But the day is wearing fast, and it grows colder and colder. I really think it will be a frost. After all, spring is the pleasantest season, beautiful as this scenery is. We must get on. Down that broad yet shadowy lane, between the park, dark with evergreens and dappled with deer, and the meadows where sheep, and cows, and horses are grazing under the tall elms; that lane, where the wild bank, clothed with fern, and tufted with furze, and crowned by rich berried thorn, and thick shining holly on the one side, seems to vie in beauty with the picturesque old paling, the bright laurels, and the plumy cedars, on the other;--down that shady lane, until the sudden turn brings us to an opening where four roads meet, where a noble avenue turns down to the Great House; where the village church rears its modest spire from amidst its venerable yew trees: and where, embosomed in orchards and gardens, and backed by barns and ricks, and all the wealth of the farmyard, stands the spacious and comfortable abode of good Farmer Riley,--the end and object of our walk.

And in happy time the message is said and the answer given, for this beautiful mild day is edging off into a dense frosty evening; the leaves of the elm and the linden in the old avenue are quivering and vibrating and fluttering in the air, and at length falling crisply on the earth, as if Dash were beating for pheasants in the tree-tops; the sun gleams dimly through the fog, giving little more of light and heat than his fair sister the lady moon;--I don't know a more disappointing person than a cold sun; and I am beginning to wrap my cloak closely round me, and to calculate the distance to my own fireside, recanting all the way my praises of November, and longing for the showery, flowery April, as much as if I were a half-chilled butterfly, or a dahlia knocked down by the frost.

Ah, dear me! what a climate this is, that one cannot keep in the same mind about it for half an hour together!

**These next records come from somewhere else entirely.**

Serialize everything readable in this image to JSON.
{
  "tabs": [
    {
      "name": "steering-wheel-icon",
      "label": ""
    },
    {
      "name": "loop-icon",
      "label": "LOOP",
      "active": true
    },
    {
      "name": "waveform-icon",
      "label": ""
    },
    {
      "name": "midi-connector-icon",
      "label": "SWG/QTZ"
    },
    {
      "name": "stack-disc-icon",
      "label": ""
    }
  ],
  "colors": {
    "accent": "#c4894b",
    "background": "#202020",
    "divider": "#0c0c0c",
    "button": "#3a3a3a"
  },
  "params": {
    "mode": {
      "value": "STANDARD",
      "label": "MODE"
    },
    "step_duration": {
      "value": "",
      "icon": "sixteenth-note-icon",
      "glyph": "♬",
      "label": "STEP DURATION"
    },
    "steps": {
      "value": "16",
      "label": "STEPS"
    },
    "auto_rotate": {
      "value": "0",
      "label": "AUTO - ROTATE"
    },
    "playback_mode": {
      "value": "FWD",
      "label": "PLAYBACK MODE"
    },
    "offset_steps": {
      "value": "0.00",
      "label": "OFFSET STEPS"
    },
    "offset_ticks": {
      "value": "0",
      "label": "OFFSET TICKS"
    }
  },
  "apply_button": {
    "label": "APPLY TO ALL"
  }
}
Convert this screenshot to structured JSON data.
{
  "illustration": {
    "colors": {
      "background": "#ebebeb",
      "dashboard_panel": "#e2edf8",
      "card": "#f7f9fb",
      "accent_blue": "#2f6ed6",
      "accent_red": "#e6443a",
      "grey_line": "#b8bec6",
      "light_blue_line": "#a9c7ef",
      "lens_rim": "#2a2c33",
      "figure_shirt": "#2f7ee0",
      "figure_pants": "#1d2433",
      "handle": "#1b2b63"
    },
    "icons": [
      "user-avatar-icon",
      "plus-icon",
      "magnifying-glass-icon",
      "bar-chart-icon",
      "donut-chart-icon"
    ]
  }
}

I wonder, by the way, whether the fault is in the weather, which Dash does not seem to care for, or in me? If I should happen to be wet through in a shower next spring, and should catch myself longing for autumn, that would settle the question.

[The end]
Mary Russell Mitford's essay: Fall Of The Leaf